+++ Data under study +++
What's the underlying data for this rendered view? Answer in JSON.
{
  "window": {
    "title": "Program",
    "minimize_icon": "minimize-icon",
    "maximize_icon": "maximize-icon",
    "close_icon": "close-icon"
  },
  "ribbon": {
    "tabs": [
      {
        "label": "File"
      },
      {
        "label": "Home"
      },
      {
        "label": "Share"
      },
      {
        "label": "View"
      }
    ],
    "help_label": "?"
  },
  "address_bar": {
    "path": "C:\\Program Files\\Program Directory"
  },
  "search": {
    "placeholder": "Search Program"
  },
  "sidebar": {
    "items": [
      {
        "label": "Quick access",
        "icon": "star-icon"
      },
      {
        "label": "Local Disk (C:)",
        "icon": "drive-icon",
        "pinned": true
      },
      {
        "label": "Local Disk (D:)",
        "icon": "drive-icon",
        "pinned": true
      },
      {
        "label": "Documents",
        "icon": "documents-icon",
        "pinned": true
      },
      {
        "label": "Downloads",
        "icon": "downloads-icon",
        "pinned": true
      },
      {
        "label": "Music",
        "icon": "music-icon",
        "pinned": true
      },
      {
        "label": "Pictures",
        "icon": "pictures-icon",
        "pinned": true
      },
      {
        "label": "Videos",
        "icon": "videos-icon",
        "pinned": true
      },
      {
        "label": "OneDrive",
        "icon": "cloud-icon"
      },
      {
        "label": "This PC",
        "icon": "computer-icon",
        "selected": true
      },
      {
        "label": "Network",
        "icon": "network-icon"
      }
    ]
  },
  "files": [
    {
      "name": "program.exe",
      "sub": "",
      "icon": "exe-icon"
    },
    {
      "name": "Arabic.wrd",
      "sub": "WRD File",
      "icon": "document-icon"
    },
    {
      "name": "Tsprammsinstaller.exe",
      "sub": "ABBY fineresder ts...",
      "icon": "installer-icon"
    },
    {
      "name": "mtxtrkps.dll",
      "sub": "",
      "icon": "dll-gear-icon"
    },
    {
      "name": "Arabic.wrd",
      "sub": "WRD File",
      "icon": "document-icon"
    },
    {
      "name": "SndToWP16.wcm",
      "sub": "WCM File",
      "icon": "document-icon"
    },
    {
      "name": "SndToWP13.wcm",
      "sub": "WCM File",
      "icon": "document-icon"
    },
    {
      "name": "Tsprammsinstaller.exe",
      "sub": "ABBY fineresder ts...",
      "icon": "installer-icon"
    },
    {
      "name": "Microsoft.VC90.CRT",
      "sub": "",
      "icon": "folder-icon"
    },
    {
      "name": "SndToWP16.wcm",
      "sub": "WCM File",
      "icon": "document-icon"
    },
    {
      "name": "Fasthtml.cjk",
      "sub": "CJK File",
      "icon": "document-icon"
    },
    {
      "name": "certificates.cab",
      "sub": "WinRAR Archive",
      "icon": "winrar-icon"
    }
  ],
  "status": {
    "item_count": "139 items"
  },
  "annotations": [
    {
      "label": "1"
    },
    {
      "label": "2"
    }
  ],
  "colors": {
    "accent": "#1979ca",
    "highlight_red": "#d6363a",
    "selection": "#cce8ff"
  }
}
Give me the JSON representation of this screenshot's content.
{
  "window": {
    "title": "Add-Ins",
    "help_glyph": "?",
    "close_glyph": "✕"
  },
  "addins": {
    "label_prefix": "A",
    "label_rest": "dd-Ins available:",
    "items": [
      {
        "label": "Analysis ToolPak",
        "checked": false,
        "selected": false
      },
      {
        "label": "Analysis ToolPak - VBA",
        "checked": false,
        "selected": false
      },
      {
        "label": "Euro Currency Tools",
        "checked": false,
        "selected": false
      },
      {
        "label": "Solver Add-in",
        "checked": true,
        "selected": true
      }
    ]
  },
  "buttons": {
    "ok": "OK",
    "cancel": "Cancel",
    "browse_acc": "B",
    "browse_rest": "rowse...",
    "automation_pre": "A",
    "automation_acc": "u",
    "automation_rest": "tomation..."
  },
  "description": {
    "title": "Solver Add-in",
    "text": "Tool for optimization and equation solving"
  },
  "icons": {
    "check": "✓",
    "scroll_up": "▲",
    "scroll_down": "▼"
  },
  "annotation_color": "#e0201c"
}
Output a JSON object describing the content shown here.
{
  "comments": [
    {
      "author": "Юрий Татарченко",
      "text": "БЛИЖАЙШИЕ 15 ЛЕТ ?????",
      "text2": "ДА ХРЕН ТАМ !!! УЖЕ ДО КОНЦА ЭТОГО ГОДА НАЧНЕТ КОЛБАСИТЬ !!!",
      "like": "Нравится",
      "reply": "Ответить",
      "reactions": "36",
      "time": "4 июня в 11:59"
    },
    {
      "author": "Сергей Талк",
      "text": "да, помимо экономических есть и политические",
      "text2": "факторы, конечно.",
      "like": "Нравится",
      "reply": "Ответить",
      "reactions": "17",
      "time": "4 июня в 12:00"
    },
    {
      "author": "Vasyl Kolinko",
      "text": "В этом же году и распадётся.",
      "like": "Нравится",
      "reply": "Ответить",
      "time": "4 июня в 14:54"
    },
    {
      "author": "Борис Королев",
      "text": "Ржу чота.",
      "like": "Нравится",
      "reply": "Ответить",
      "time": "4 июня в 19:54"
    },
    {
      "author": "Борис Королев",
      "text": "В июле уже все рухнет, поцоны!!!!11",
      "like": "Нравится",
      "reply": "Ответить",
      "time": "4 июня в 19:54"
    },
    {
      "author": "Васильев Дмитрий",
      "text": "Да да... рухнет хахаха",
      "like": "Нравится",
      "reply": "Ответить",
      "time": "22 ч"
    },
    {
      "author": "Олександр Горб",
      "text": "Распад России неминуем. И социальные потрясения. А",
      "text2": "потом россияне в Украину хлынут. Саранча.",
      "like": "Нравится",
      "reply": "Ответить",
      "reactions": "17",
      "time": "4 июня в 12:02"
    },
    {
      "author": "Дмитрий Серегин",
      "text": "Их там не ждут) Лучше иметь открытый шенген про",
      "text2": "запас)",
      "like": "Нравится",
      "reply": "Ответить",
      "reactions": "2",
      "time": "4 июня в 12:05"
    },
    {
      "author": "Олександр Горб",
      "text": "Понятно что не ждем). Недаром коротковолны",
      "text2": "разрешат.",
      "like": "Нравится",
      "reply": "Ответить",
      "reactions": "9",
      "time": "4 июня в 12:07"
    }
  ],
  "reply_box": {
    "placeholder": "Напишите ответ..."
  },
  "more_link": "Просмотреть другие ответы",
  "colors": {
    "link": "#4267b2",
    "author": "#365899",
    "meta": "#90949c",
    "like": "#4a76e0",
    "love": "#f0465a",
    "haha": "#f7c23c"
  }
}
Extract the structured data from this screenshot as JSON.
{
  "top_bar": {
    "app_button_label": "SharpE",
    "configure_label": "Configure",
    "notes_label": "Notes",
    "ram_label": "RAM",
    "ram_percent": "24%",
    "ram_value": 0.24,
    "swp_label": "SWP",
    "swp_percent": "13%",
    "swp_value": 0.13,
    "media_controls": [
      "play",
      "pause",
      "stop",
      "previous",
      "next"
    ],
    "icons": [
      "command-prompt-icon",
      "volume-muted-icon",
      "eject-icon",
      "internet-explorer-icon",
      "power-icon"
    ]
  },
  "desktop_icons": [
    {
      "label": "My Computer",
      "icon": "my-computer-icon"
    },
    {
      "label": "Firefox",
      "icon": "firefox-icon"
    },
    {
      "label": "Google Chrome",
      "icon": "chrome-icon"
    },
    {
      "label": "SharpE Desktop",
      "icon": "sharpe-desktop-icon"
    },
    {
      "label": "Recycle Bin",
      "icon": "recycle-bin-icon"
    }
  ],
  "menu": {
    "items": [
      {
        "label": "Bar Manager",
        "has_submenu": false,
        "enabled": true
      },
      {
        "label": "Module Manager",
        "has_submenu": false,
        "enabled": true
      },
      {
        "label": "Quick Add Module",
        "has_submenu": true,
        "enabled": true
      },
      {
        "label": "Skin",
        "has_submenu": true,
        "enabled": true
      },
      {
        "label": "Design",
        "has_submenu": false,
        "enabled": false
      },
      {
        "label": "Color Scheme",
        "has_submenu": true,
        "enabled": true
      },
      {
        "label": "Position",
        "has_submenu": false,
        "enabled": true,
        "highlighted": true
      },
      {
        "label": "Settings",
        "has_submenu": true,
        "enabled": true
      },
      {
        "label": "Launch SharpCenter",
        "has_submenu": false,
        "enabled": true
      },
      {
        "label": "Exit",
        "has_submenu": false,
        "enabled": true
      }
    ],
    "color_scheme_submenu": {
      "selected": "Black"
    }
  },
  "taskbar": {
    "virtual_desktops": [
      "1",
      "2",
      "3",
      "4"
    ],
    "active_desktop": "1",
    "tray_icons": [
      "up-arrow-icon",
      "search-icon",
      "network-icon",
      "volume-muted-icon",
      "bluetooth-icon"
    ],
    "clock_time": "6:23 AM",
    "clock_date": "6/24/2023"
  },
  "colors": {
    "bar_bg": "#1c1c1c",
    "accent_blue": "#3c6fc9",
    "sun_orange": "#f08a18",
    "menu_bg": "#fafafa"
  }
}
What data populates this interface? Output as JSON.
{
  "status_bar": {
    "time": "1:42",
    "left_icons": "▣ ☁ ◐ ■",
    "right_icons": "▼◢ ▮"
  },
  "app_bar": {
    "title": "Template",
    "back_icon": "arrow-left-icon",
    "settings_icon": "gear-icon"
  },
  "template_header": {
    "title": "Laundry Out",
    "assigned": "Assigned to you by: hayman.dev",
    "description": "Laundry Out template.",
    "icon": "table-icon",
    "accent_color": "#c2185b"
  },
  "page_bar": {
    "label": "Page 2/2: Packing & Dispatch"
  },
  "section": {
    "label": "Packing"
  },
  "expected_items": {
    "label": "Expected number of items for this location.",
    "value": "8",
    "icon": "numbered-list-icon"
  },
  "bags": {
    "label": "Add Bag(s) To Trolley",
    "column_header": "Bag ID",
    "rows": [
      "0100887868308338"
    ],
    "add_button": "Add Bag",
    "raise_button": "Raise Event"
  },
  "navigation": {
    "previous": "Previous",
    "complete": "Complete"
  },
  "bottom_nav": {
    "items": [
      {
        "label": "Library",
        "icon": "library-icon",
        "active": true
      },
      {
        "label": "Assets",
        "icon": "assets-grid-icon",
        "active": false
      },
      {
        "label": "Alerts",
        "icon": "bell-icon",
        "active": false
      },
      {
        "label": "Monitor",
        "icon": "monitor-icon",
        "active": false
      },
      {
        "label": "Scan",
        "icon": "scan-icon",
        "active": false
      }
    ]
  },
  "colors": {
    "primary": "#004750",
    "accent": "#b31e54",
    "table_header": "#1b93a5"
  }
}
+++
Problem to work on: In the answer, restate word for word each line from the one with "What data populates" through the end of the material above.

Exercise result:
What data populates this interface? Output as JSON.
{
  "status_bar": {
    "time": "1:42",
    "left_icons": "▣ ☁ ◐ ■",
    "right_icons": "▼◢ ▮"
  },
  "app_bar": {
    "title": "Template",
    "back_icon": "arrow-left-icon",
    "settings_icon": "gear-icon"
  },
  "template_header": {
    "title": "Laundry Out",
    "assigned": "Assigned to you by: hayman.dev",
    "description": "Laundry Out template.",
    "icon": "table-icon",
    "accent_color": "#c2185b"
  },
  "page_bar": {
    "label": "Page 2/2: Packing & Dispatch"
  },
  "section": {
    "label": "Packing"
  },
  "expected_items": {
    "label": "Expected number of items for this location.",
    "value": "8",
    "icon": "numbered-list-icon"
  },
  "bags": {
    "label": "Add Bag(s) To Trolley",
    "column_header": "Bag ID",
    "rows": [
      "0100887868308338"
    ],
    "add_button": "Add Bag",
    "raise_button": "Raise Event"
  },
  "navigation": {
    "previous": "Previous",
    "complete": "Complete"
  },
  "bottom_nav": {
    "items": [
      {
        "label": "Library",
        "icon": "library-icon",
        "active": true
      },
      {
        "label": "Assets",
        "icon": "assets-grid-icon",
        "active": false
      },
      {
        "label": "Alerts",
        "icon": "bell-icon",
        "active": false
      },
      {
        "label": "Monitor",
        "icon": "monitor-icon",
        "active": false
      },
      {
        "label": "Scan",
        "icon": "scan-icon",
        "active": false
      }
    ]
  },
  "colors": {
    "primary": "#004750",
    "accent": "#b31e54",
    "table_header": "#1b93a5"
  }
}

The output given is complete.